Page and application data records

####

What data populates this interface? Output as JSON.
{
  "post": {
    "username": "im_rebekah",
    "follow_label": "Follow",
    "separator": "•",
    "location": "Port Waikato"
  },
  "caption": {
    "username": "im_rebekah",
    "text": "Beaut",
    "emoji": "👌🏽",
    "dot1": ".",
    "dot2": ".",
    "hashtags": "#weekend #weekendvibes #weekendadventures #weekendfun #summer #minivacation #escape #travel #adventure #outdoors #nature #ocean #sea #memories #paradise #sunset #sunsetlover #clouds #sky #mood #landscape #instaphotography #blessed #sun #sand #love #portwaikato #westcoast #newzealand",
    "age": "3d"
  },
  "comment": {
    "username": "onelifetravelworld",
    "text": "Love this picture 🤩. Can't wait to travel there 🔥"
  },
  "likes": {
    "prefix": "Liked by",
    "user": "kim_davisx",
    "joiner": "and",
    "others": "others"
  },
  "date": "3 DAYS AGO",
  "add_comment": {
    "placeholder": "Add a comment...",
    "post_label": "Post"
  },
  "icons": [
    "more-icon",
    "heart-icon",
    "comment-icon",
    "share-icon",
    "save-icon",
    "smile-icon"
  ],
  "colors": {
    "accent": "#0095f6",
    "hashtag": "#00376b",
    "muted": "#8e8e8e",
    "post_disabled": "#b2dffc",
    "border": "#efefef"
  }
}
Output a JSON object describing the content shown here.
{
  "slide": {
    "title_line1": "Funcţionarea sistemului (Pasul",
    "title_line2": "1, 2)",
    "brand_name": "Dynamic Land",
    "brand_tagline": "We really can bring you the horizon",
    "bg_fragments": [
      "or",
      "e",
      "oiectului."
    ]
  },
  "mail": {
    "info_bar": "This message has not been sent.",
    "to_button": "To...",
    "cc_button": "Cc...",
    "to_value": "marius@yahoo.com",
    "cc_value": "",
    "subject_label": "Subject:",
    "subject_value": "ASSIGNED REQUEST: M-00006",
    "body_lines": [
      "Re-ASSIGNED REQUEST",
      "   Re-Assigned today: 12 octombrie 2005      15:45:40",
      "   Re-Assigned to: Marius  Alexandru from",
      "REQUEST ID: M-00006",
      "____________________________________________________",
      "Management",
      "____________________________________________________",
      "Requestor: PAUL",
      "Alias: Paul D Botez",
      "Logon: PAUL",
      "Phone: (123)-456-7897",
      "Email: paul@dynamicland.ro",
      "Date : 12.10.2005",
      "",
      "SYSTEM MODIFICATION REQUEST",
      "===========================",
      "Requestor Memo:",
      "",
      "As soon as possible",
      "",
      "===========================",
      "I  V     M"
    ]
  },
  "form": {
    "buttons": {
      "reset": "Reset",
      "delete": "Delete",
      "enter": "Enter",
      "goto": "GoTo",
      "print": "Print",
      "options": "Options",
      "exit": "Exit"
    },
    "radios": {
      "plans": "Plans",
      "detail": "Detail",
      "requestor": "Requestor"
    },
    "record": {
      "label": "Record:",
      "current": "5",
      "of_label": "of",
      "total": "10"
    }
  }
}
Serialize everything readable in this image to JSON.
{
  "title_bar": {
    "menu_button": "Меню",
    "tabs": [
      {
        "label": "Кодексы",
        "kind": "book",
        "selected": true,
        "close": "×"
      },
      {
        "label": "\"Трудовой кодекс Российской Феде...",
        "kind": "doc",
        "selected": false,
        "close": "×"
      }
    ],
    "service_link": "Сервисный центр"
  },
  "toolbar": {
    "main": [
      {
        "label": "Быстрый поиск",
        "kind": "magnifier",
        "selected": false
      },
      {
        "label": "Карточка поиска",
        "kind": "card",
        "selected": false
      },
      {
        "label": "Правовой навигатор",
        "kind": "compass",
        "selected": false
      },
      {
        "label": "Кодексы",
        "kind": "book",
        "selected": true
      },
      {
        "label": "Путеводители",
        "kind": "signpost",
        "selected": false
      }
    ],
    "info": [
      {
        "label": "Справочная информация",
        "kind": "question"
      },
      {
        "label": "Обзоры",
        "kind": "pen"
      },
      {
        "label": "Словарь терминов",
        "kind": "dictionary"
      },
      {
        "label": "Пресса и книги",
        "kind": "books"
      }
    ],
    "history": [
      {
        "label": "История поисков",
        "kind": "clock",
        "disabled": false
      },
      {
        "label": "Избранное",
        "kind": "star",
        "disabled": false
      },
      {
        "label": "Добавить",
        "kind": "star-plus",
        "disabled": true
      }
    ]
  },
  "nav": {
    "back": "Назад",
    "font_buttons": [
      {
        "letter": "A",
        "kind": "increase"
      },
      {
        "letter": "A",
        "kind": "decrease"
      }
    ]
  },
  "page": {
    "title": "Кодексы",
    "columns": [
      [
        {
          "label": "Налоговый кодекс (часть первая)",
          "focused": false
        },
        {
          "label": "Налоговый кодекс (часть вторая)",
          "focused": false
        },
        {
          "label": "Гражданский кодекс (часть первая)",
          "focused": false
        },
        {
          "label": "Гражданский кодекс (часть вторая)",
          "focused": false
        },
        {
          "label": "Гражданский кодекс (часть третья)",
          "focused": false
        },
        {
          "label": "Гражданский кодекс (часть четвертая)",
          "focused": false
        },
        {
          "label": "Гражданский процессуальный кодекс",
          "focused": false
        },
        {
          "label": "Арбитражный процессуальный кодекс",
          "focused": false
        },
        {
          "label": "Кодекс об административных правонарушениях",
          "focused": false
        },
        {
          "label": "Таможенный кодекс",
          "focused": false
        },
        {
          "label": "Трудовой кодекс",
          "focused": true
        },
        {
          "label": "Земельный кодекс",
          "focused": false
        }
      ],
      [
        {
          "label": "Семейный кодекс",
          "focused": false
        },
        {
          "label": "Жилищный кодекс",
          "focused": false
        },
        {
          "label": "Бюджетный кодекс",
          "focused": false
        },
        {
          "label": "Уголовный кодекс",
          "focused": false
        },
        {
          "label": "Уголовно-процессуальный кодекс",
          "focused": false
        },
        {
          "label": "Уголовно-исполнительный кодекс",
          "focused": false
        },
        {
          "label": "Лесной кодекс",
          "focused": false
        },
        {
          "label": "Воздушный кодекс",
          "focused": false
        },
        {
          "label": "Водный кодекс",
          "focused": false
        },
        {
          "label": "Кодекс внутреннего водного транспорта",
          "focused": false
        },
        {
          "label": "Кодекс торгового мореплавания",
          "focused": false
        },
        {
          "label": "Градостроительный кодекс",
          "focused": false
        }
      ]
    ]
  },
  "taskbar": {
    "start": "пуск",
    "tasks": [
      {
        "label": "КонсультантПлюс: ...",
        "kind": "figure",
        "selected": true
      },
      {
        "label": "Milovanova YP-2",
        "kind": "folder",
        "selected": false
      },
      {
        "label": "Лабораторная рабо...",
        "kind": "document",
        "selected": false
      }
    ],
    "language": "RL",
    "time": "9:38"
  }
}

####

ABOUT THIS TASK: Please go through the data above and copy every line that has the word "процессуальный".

ANSWER FOR THIS EXERCISE:
          "label": "Гражданский процессуальный кодекс",
          "label": "Арбитражный процессуальный кодекс",
          "label": "Уголовно-процессуальный кодекс",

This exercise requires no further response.